Maybe idleness on the Dodger bench has enabled Mike Davis, almost as productive sitting as hitting, to discover a solution to the worst slump of his career.
All other means of trying to jolt the Dodgers' right fielder out of his slump have had no lasting positive results. So, this was the next--and last?--step.
Not happy about sitting on his .210 batting average and 2-for-34 slump, but with no other choice, Davis has had plenty of time recently to think.
"I sit on the bench and try to picture the right way to swing," Davis said. "Or, I'll grab a bat and come up to the clubhouse to have a few cuts. I try to visualize the way I should do it."
Visualization already has been tried. About two weeks ago, in a darkened alcove adjacent to the Dodger clubhouse, Davis was given a private screening of footage from more productive times as an Oakland Athletic, followed by his recent hard times as a Dodger.
That was not done for nostalgic purposes. Nor was it penance for signing a 2-year, $1.975-million free-agent contract and failing to produce. Davis and Dodger coaches merely were trying to find some flaw, some difference in his stance or swing that could explain why Davis had hit so well last season and so poorly this season.
He noticed several discrepancies in his hand movement before starting his swing, heightening hopes that his problem could be easily solved. But in subsequent games, Davis continued to struggle and found himself on the bench for the last two games of the Dodgers' just-concluded trip.

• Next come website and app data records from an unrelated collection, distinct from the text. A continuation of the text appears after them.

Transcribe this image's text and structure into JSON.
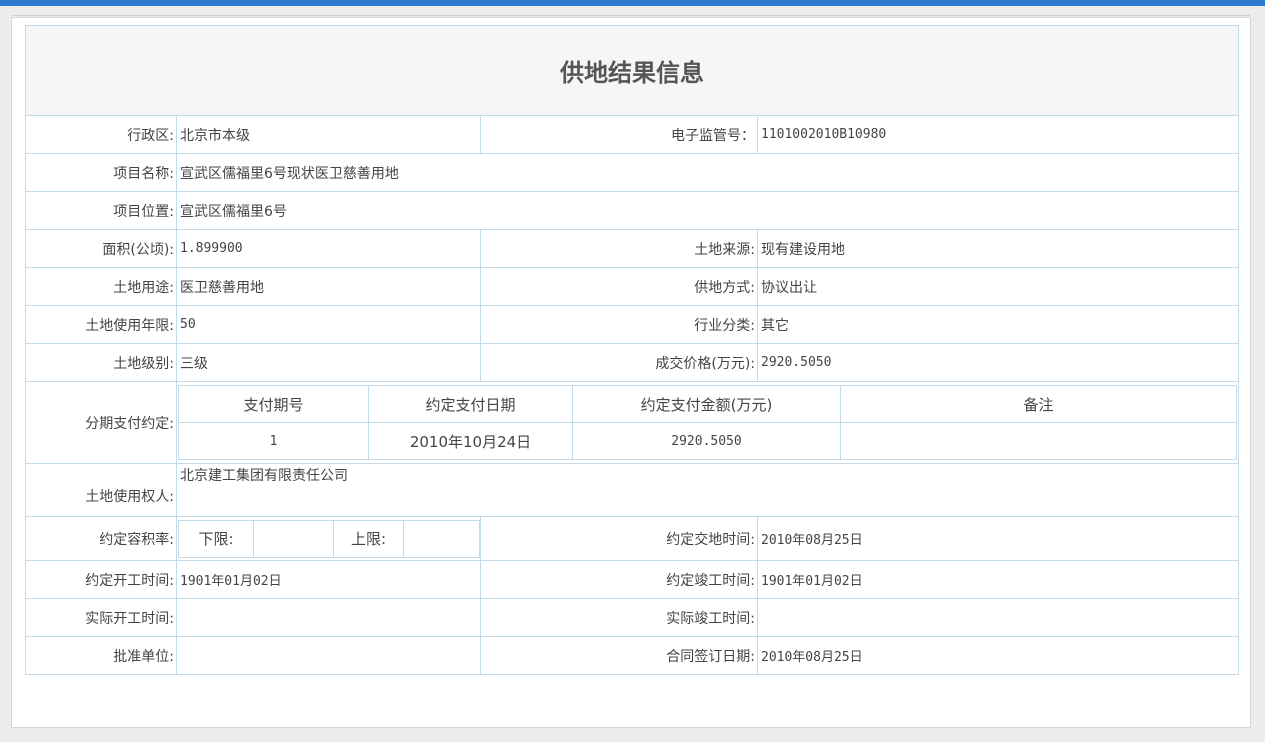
{
  "page": {
    "title": "供地结果信息"
  },
  "fields": {
    "district": {
      "label": "行政区:",
      "value": "北京市本级"
    },
    "supervision_no": {
      "label": "电子监管号：",
      "value": "1101002010B10980"
    },
    "project_name": {
      "label": "项目名称:",
      "value": "宣武区儒福里6号现状医卫慈善用地"
    },
    "project_location": {
      "label": "项目位置:",
      "value": "宣武区儒福里6号"
    },
    "area": {
      "label": "面积(公顷):",
      "value": "1.899900"
    },
    "land_source": {
      "label": "土地来源:",
      "value": "现有建设用地"
    },
    "land_use": {
      "label": "土地用途:",
      "value": "医卫慈善用地"
    },
    "supply_method": {
      "label": "供地方式:",
      "value": "协议出让"
    },
    "use_term": {
      "label": "土地使用年限:",
      "value": "50"
    },
    "industry": {
      "label": "行业分类:",
      "value": "其它"
    },
    "land_grade": {
      "label": "土地级别:",
      "value": "三级"
    },
    "price": {
      "label": "成交价格(万元):",
      "value": "2920.5050"
    },
    "installment": {
      "label": "分期支付约定:"
    },
    "land_user": {
      "label": "土地使用权人:",
      "value": "北京建工集团有限责任公司"
    },
    "far": {
      "label": "约定容积率:",
      "lower_label": "下限:",
      "lower_value": "",
      "upper_label": "上限:",
      "upper_value": ""
    },
    "delivery_time": {
      "label": "约定交地时间:",
      "value": "2010年08月25日"
    },
    "start_time": {
      "label": "约定开工时间:",
      "value": "1901年01月02日"
    },
    "completion_time": {
      "label": "约定竣工时间:",
      "value": "1901年01月02日"
    },
    "actual_start": {
      "label": "实际开工时间:",
      "value": ""
    },
    "actual_completion": {
      "label": "实际竣工时间:",
      "value": ""
    },
    "approval_unit": {
      "label": "批准单位:",
      "value": ""
    },
    "contract_date": {
      "label": "合同签订日期:",
      "value": "2010年08月25日"
    }
  },
  "payment_table": {
    "headers": [
      "支付期号",
      "约定支付日期",
      "约定支付金额(万元)",
      "备注"
    ],
    "rows": [
      [
        "1",
        "2010年10月24日",
        "2920.5050",
        ""
      ]
    ]
  }
}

"But I feel close to breaking through," Davis said.
Going into tonight's game against the Cincinnati Reds at Dodger Stadium, Davis' .210 average is the lowest among Dodger starters. He has yet to hit a home run, has just 9 runs batted in and has struck out 40 times in 157 at-bats.

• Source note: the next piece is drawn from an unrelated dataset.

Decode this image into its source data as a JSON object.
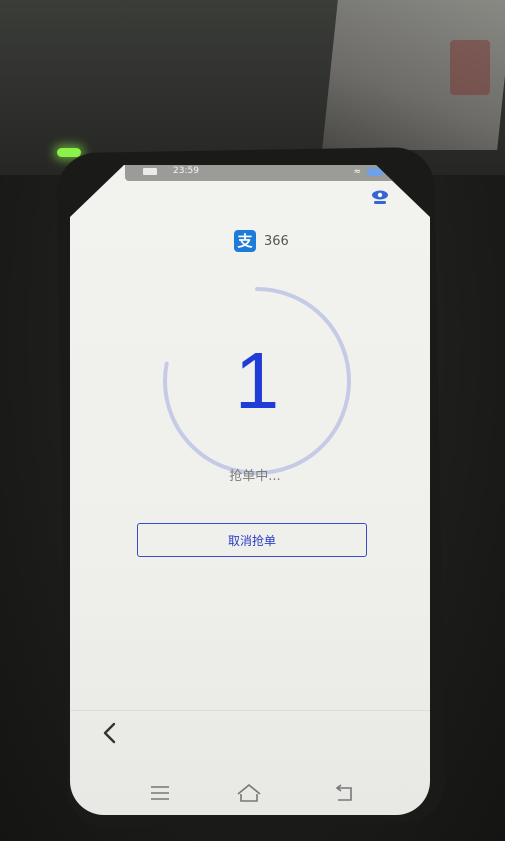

Those numbers are not exactly what the Dodgers had in mind when they signed Davis. It certainly is not what Davis expected, either, after coming off a generally productive, if inconsistent, season with the A's.
Dodger decision-makers say they have not given up on Davis, but Manager Tom Lasorda recently thought about benching Davis regularly against left-handed pitchers and isn't saying how long Davis will sit. He may return to the lineup tonight.
No one is feeling worse about the slump than Davis himself. An upbeat person, he has tried to remain positive. But Tuesday night in New York, after Lasorda had benched him for the first time against a right-handed pitcher, a quiet Davis was clearly disappointed.
The next day, though, he said he felt as if he was close to an answer and warned people not to give up on him. He indicated that this slump is harder on him than his 1984 slump, in which he hit .187 in the first half but bounced back to hit .277 in the second.
"Sometimes, I've felt the plate is 7 feet wide," Davis said. "You really have to know Mike Davis to know what's wrong. It's really a very small adjustment. A half inch here or there on hand placement can make a difference. Basically, I've got to relax my hands and I've been moving the bat slightly before the pitch.
"But once Mike Davis starts swinging the bat the way he can, you'll see. You give me until the end of June, then look at the numbers and maybe you can write something positive about Mike Davis just once."
Until the All-Star break last season, there were only positive things to say about Davis. He had 20 home runs, 53 runs batted in and a .292 average at that point. In his sixth season, it appeared that Davis was fulfilling the promise of being a quality hitter.
But in the first game after the break, Davis hyper-extended his right knee kicking a door in the visiting dugout at Boston's Fenway Park after failing to move a runner. His average plummeted and has yet to bounce back up.
From last July's All-Star break to Wednesday night, Davis has 77 hits in 353 at-bats for a .218 average.
Despite that, Lasorda and Fred Claire, the Dodgers' executive vice president, say they believe the true Mike Davis is the one who tore up American League pitching before the break, not the one who tore up his knee and his batting average in rapid succession.
"Mike's a proven player," Claire said. "The main point I've tried to emphasize with him is that we believe in him. We want him to relax and try to enjoy himself. . . . I think he's wanted to show us too much, show us we made the right decision in signing him. But we know we made the right decision. We just need Mike to not worry about it."
This is not the first time Lasorda has dealt with a high-priced, newly acquired slugger who suffered through a slump in his first season as a Dodger. In 1976, Dusty Baker came to the Dodgers from the Atlanta Braves and was acutely non-productive.
"Dusty had three home runs the whole season," Lasorda said. "The next year, he hit 30. Same deal here. (Davis) is trying too hard to impress us. All you can do is talk to him and try to help him.